**What to do**
Where a line holds the word "size", copy that line from the data below.

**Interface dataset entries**
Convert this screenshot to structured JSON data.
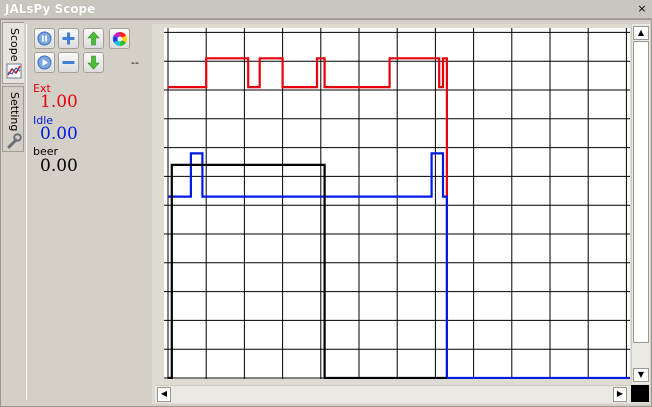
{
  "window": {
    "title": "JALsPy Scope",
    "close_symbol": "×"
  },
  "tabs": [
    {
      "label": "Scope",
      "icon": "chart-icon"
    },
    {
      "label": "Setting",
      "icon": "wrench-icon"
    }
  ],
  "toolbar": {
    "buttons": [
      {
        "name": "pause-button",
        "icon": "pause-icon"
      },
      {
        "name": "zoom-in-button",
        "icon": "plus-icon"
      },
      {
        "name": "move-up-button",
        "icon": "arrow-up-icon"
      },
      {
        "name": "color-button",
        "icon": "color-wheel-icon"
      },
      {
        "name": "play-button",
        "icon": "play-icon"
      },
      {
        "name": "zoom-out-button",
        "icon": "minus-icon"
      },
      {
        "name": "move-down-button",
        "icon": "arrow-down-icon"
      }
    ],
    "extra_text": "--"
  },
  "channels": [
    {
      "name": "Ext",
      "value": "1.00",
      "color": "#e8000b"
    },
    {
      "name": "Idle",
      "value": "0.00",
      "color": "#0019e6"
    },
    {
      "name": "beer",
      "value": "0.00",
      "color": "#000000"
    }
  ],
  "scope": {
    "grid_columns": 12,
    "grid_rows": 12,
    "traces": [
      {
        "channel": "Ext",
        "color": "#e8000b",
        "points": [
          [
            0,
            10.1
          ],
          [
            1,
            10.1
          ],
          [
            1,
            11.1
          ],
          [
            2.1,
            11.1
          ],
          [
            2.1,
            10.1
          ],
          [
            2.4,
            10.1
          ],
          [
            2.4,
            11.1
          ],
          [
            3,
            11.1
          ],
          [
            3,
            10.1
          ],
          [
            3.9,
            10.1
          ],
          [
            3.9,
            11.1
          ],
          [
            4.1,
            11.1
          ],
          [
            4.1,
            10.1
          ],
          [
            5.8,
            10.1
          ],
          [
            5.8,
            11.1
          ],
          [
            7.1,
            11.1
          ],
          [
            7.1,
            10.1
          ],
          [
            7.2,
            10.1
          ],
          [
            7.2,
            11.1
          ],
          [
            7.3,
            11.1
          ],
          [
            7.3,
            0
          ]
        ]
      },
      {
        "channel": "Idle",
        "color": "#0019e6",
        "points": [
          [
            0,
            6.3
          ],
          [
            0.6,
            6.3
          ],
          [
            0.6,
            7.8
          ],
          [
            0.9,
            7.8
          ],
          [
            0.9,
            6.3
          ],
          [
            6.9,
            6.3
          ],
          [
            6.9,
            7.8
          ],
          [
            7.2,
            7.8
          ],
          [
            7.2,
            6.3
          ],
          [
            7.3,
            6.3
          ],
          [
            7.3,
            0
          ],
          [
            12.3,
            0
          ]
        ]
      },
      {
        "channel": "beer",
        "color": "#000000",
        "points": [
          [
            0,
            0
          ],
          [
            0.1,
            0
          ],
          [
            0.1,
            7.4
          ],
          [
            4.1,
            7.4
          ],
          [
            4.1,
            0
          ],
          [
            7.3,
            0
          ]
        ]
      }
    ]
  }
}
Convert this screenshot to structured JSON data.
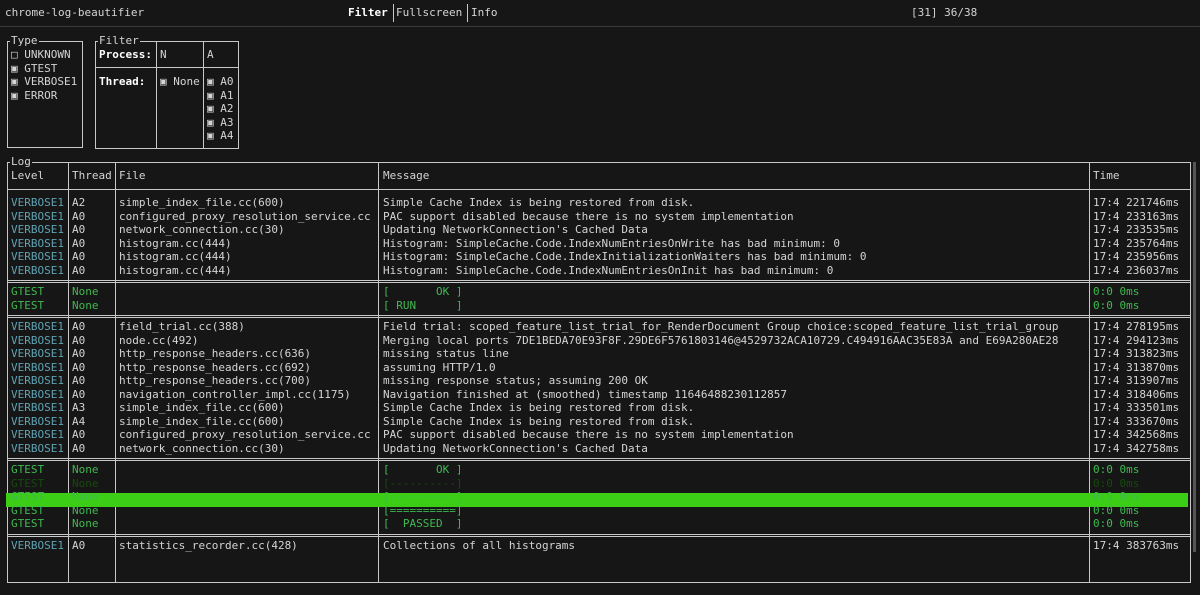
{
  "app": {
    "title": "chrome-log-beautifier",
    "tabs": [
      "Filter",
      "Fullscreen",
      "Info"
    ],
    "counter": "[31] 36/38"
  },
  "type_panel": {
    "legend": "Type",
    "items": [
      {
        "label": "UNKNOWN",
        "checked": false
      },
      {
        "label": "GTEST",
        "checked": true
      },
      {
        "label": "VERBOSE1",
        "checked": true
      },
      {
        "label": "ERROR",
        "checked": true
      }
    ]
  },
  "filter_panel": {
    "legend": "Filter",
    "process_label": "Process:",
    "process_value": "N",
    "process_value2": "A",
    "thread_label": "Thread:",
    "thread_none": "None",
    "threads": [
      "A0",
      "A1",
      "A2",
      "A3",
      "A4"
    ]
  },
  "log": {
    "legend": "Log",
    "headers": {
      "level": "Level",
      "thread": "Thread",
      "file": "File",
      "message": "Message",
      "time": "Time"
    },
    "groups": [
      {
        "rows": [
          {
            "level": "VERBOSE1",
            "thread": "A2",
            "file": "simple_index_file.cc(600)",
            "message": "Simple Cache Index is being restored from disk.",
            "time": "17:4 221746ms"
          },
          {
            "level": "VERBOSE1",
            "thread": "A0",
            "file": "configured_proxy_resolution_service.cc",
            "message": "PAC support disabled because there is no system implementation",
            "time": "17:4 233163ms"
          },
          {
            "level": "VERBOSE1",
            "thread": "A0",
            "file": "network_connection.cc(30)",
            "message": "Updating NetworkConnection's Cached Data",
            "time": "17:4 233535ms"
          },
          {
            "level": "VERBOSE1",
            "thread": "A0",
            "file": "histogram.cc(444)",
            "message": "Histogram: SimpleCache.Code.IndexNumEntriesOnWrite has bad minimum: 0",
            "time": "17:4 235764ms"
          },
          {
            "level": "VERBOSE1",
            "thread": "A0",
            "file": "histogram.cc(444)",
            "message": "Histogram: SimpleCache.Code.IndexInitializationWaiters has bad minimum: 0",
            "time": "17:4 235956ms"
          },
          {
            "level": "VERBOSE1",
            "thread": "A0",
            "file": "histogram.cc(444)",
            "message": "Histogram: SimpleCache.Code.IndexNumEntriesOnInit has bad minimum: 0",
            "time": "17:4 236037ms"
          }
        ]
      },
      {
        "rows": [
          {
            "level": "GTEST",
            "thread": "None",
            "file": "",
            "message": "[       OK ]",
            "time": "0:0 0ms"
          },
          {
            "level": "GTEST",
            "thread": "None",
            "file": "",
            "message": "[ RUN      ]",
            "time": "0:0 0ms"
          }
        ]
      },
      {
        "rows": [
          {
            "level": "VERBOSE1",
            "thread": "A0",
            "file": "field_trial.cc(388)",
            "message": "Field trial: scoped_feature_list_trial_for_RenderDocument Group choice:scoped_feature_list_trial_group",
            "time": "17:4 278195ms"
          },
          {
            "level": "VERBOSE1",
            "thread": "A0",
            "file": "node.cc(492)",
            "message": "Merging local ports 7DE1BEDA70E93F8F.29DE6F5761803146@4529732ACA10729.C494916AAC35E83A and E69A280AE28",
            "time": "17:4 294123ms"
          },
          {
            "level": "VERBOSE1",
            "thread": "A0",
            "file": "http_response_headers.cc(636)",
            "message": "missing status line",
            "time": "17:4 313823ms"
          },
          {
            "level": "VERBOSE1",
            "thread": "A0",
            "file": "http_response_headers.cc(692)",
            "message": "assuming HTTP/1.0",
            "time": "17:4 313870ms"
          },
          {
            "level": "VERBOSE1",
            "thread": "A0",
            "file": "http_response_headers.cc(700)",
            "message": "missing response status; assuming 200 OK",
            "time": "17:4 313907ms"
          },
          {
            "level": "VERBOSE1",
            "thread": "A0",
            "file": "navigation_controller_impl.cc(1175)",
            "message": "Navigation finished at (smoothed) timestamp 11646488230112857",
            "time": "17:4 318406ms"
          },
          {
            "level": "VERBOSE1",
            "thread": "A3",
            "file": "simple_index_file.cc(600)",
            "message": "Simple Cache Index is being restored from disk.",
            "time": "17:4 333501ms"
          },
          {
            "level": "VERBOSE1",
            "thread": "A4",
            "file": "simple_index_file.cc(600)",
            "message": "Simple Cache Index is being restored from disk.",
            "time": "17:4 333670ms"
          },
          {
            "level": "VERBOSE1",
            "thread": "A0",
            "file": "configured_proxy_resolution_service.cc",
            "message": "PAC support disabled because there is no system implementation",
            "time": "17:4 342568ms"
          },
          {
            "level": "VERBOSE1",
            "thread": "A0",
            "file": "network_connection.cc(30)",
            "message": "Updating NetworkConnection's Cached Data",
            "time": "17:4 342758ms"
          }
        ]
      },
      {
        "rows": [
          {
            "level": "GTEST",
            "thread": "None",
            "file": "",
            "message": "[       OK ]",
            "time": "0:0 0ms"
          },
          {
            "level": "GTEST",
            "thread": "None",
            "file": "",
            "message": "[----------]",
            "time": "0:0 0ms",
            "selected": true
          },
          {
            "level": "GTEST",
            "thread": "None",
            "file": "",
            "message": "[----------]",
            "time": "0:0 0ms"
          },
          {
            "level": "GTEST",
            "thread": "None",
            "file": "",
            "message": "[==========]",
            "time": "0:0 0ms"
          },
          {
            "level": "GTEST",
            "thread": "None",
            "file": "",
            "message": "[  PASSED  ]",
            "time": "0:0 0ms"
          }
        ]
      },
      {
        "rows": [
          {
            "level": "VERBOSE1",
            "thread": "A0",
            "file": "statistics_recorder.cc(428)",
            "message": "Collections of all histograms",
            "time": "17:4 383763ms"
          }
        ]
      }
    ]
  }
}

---

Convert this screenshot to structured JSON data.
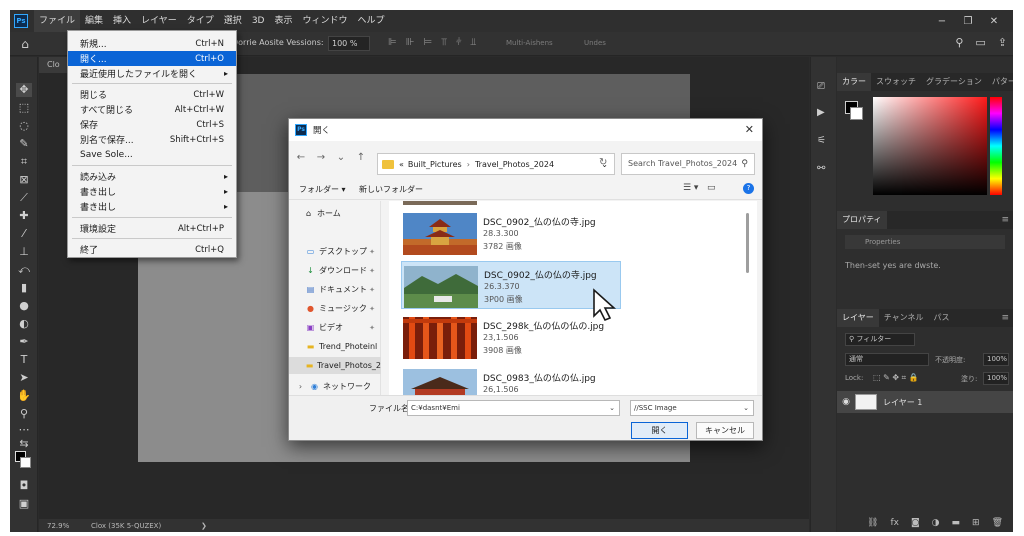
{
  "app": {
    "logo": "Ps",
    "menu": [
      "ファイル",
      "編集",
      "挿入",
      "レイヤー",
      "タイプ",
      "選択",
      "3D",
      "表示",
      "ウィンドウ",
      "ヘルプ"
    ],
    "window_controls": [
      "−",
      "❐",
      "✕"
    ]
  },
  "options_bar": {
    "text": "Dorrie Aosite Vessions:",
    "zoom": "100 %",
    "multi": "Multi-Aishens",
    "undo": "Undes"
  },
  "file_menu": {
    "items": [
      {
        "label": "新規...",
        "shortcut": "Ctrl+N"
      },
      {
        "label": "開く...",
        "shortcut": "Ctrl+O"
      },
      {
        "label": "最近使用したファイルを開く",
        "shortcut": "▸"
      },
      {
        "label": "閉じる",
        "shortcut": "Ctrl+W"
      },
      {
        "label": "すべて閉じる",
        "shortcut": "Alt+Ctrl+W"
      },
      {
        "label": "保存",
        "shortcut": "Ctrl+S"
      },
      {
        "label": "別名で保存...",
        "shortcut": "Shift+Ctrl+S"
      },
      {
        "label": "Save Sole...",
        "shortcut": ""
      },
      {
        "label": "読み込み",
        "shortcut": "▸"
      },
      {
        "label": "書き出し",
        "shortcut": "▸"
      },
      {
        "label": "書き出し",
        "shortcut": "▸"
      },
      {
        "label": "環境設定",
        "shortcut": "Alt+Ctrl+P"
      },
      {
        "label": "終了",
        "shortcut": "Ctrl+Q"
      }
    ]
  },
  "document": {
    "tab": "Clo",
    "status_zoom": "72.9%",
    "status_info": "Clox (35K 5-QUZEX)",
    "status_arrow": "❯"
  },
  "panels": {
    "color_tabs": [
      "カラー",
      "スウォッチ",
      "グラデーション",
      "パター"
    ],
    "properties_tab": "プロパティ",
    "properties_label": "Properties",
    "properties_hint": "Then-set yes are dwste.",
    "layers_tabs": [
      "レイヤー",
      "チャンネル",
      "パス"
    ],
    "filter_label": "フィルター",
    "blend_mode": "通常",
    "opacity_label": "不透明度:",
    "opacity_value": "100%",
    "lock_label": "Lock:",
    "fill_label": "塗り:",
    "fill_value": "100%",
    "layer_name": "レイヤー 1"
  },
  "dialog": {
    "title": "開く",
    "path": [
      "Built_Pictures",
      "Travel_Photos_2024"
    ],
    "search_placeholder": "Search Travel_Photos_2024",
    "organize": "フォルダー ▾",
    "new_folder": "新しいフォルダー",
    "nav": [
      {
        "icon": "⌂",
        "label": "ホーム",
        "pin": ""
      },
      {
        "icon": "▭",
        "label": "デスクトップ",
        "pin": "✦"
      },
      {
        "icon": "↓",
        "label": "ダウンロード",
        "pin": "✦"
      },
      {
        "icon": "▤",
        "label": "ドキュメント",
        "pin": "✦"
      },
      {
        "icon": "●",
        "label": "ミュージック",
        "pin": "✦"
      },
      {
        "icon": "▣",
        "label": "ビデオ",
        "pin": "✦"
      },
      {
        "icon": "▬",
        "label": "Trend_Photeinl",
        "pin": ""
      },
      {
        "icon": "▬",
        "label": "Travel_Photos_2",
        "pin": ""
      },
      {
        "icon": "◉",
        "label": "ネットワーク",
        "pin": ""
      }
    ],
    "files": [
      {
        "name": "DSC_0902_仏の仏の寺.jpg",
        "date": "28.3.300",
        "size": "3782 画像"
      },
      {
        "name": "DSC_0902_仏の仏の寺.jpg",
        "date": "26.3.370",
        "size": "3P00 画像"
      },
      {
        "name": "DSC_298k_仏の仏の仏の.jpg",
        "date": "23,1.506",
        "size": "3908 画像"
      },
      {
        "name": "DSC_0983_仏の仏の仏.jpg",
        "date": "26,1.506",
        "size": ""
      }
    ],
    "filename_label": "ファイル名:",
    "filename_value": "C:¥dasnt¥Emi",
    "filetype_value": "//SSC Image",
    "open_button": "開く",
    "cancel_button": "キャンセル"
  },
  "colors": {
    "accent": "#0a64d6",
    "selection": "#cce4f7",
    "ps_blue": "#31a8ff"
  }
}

**Exercise output**
        "size": "3782 画像"
        "size": "3P00 画像"
        "size": "3908 画像"
        "size": ""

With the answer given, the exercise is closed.